Raven

Raven is the name of several bird species belonging to the genus Corvus notable for their black plumage and loud, croaking calls. The raven has a long history of symbolism in various cultures and mythologies such as being the symbol of the Greek god Apollo and the Norse god Odin who is always depicted with two ravens- Huginn (thought) and Muninn (memory) who fly all…

Roan

Roan is a Frisian male name, a form of Ronne which is the Frisian form of Germanic hraben meaning “raven”. It could also be a variant spelling of Rowan, an Irish surname which is the anglicized form of Ó Ruadháin meaning “descendant of Ruadhán”, the latter derived from Irish ruadh meaning “red”, derived as a nickname for someone who had red hair or a ruddy complexion….

Renwick

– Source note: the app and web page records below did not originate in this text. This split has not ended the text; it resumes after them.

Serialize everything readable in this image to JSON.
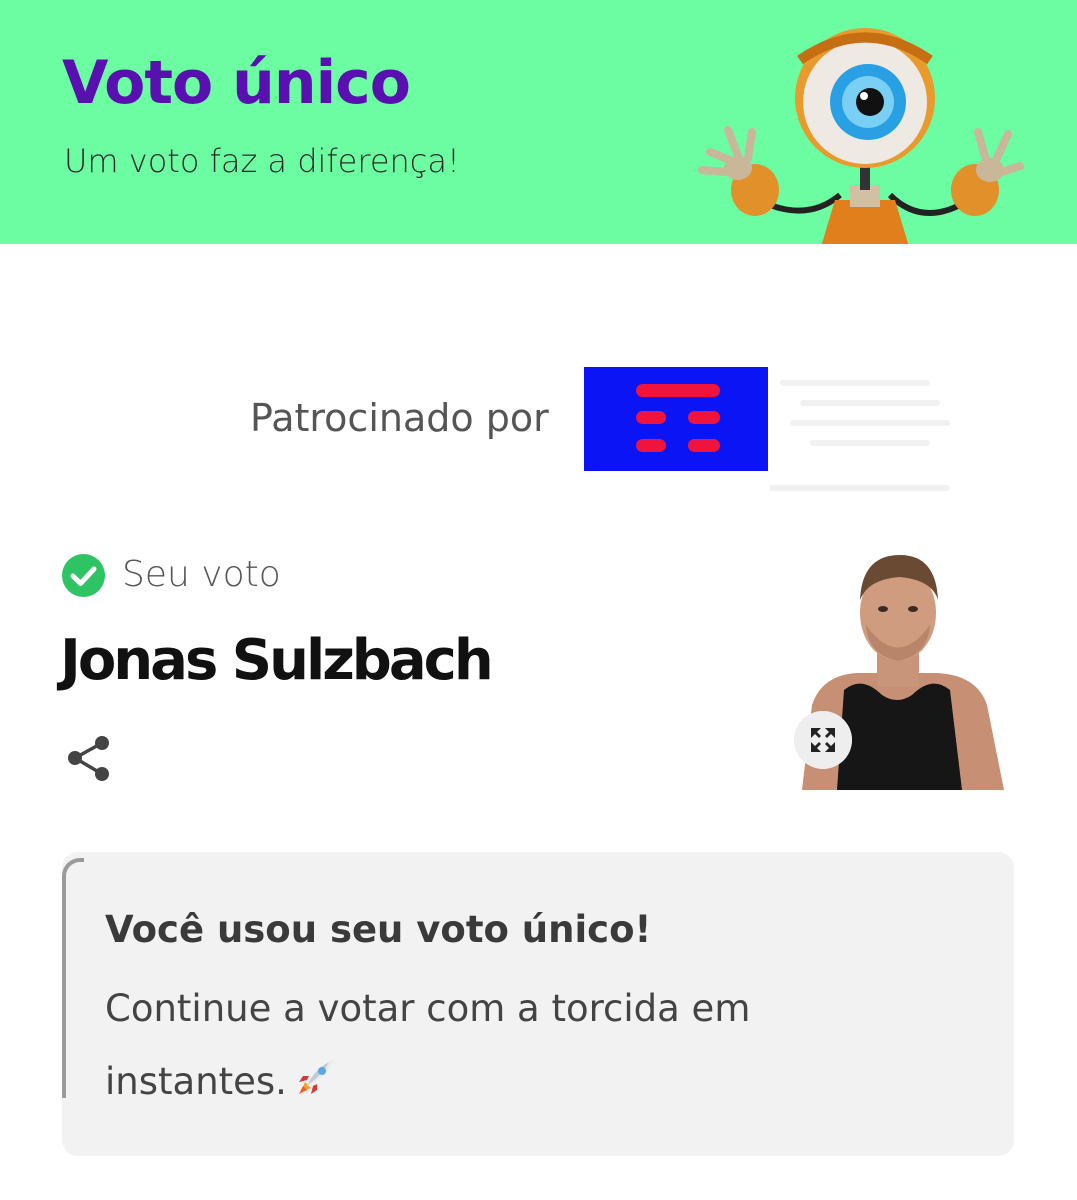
{
  "header": {
    "title": "Voto único",
    "subtitle": "Um voto faz a diferença!",
    "background_color": "#6cfca2",
    "title_color": "#5a0fb0",
    "mascot_icon": "big-brother-eye-mascot"
  },
  "sponsor": {
    "label": "Patrocinado por",
    "logo_icon": "sponsor-logo",
    "logo_color": "#0a14f5"
  },
  "vote": {
    "status_icon": "check-circle-icon",
    "status_label": "Seu voto",
    "candidate_name": "Jonas Sulzbach",
    "share_icon": "share-icon",
    "expand_icon": "expand-icon"
  },
  "info": {
    "title": "Você usou seu voto único!",
    "body": "Continue a votar com a torcida em instantes.",
    "emoji_icon": "rocket-icon"
  }
}
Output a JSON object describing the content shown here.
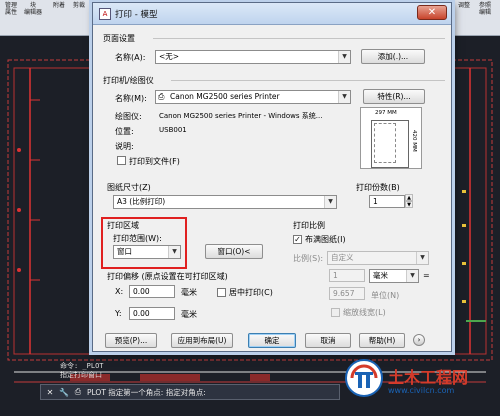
{
  "ribbon": {
    "items": [
      "管理\n属性",
      "块\n编辑器",
      "附着",
      "剪裁",
      "调整",
      "参照\n编辑",
      "编辑"
    ]
  },
  "canvas": {
    "label_left_top": "...",
    "label_marks": [
      "X",
      "X",
      "X"
    ]
  },
  "dialog": {
    "title": "打印 - 模型",
    "close_glyph": "✕",
    "page_setup": {
      "group": "页面设置",
      "name_label": "名称(A):",
      "name_value": "<无>",
      "add_button": "添加(.)..."
    },
    "printer": {
      "group": "打印机/绘图仪",
      "name_label": "名称(M):",
      "name_value": "Canon MG2500 series Printer",
      "properties_button": "特性(R)...",
      "plotter_label": "绘图仪:",
      "plotter_value": "Canon MG2500 series Printer - Windows 系统...",
      "where_label": "位置:",
      "where_value": "USB001",
      "description_label": "说明:",
      "print_to_file_label": "打印到文件(F)",
      "preview_width": "297 MM",
      "preview_height": "420 MM"
    },
    "paper": {
      "group": "图纸尺寸(Z)",
      "value": "A3 (比例打印)"
    },
    "copies": {
      "group": "打印份数(B)",
      "value": "1"
    },
    "area": {
      "group": "打印区域",
      "what_label": "打印范围(W):",
      "what_value": "窗口",
      "window_button": "窗口(O)<"
    },
    "offset": {
      "group": "打印偏移 (原点设置在可打印区域)",
      "x_label": "X:",
      "x_value": "0.00",
      "x_unit": "毫米",
      "y_label": "Y:",
      "y_value": "0.00",
      "y_unit": "毫米",
      "center_label": "居中打印(C)"
    },
    "scale": {
      "group": "打印比例",
      "fit_label": "布满图纸(I)",
      "fit_checked": true,
      "scale_label": "比例(S):",
      "scale_value": "自定义",
      "value1": "1",
      "unit": "毫米",
      "value2": "9.657",
      "unit_label": "单位(N)",
      "lineweights_label": "缩放线宽(L)"
    },
    "buttons": {
      "preview": "预览(P)...",
      "apply_layout": "应用到布局(U)",
      "ok": "确定",
      "cancel": "取消",
      "help": "帮助(H)"
    }
  },
  "command": {
    "history1": "命令: _PLOT",
    "history2": "指定打印窗口",
    "prompt": "PLOT 指定第一个角点: 指定对角点:"
  },
  "watermark": {
    "name": "土木工程网",
    "url": "www.civilcn.com"
  },
  "colors": {
    "dialog_bg": "#f0f0f0",
    "highlight": "#e02020",
    "cad_bg": "#1c1f27",
    "watermark_red": "#d43b2a",
    "watermark_blue": "#1a63b5"
  }
}
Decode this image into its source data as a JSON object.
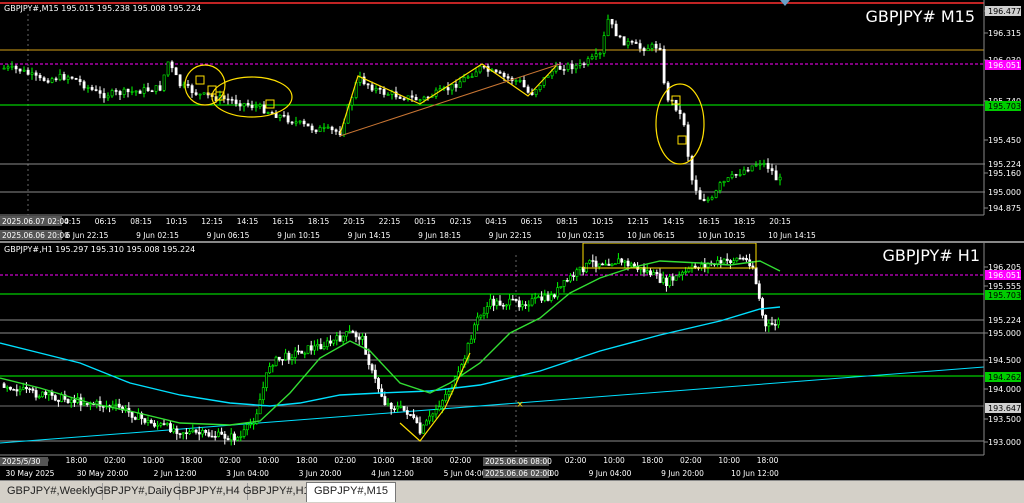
{
  "colors": {
    "background": "#000000",
    "bull": "#00ff00",
    "bear": "#ffffff",
    "grid": "#3a3a3a",
    "text": "#ffffff",
    "magenta": "#ff00ff",
    "green_line": "#00ff00",
    "orange_line": "#d4a017",
    "yellow_drawing": "#ffe000",
    "ma_cyan": "#00e0ff",
    "ma_green": "#33dd33",
    "trend_brown": "#c87533",
    "red_line": "#ff3030",
    "label_green_bg": "#00cc00",
    "label_magenta_bg": "#ff00ff"
  },
  "top_chart": {
    "info": "GBPJPY#,M15  195.015 195.238 195.008 195.224",
    "watermark": "GBPJPY# M15",
    "price_labels": [
      "196.477",
      "196.315",
      "196.030",
      "195.740",
      "195.450",
      "195.160",
      "195.224",
      "195.000",
      "194.875"
    ],
    "level_tags": {
      "magenta": "196.051",
      "green": "195.703",
      "white": "195.224",
      "white2": "195.000"
    },
    "time_labels": [
      "04:15",
      "06:15",
      "08:15",
      "10:15",
      "12:15",
      "14:15",
      "16:15",
      "18:15",
      "20:15",
      "22:15",
      "00:15",
      "02:15",
      "04:15",
      "06:15",
      "08:15",
      "10:15",
      "12:15",
      "14:15",
      "16:15",
      "18:15",
      "20:15"
    ],
    "date_labels": [
      "6 Jun 22:15",
      "9 Jun 02:15",
      "9 Jun 06:15",
      "9 Jun 10:15",
      "9 Jun 14:15",
      "9 Jun 18:15",
      "9 Jun 22:15",
      "10 Jun 02:15",
      "10 Jun 06:15",
      "10 Jun 10:15",
      "10 Jun 14:15"
    ],
    "highlight_top": "2025.06.07 02:00",
    "highlight_bottom": "2025.06.06 20:00"
  },
  "bottom_chart": {
    "info": "GBPJPY#,H1  195.297 195.310 195.008 195.224",
    "watermark": "GBPJPY# H1",
    "price_labels": [
      "196.205",
      "195.555",
      "195.000",
      "194.500",
      "194.000",
      "193.500",
      "193.000"
    ],
    "level_tags": {
      "magenta": "196.051",
      "green": "195.703",
      "white": "195.224",
      "green2": "194.262",
      "gray": "193.647"
    },
    "time_labels": [
      "10:00",
      "18:00",
      "02:00",
      "10:00",
      "18:00",
      "02:00",
      "10:00",
      "18:00",
      "02:00",
      "10:00",
      "18:00",
      "02:00",
      "10:00",
      "18:00",
      "02:00",
      "10:00",
      "18:00",
      "02:00",
      "10:00",
      "18:00"
    ],
    "date_labels": [
      "30 May 2025",
      "30 May 20:00",
      "2 Jun 12:00",
      "3 Jun 04:00",
      "3 Jun 20:00",
      "4 Jun 12:00",
      "5 Jun 04:00",
      "6 Jun 12:00",
      "9 Jun 04:00",
      "9 Jun 20:00",
      "10 Jun 12:00"
    ],
    "highlight_top": "2025/5/30",
    "highlight_mid_top": "2025.06.06 08:00",
    "highlight_mid_bottom": "2025.06.06 02:00"
  },
  "tabs": [
    {
      "label": "GBPJPY#,Weekly",
      "active": false
    },
    {
      "label": "GBPJPY#,Daily",
      "active": false
    },
    {
      "label": "GBPJPY#,H4",
      "active": false
    },
    {
      "label": "GBPJPY#,H1",
      "active": false
    },
    {
      "label": "GBPJPY#,M15",
      "active": true
    }
  ]
}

Renwick comes from a surname derived from a place name meaning “raven settlement”, derived from Old English given name Hræfn meaning “raven” from Proto-Germanic *hrabnaz (raven) which comes from a Proto-Indo-European root word word; and wick meaning “village, settlement, dwelling” from Germanic *wīk- (settlement, village, dwelling) via Latin vicus (village; hamlet; street; neighborhood; row of houses) which ultimately derives from Proto-Indo-European *weyḱ- (to settle; settlement). Nicknames:…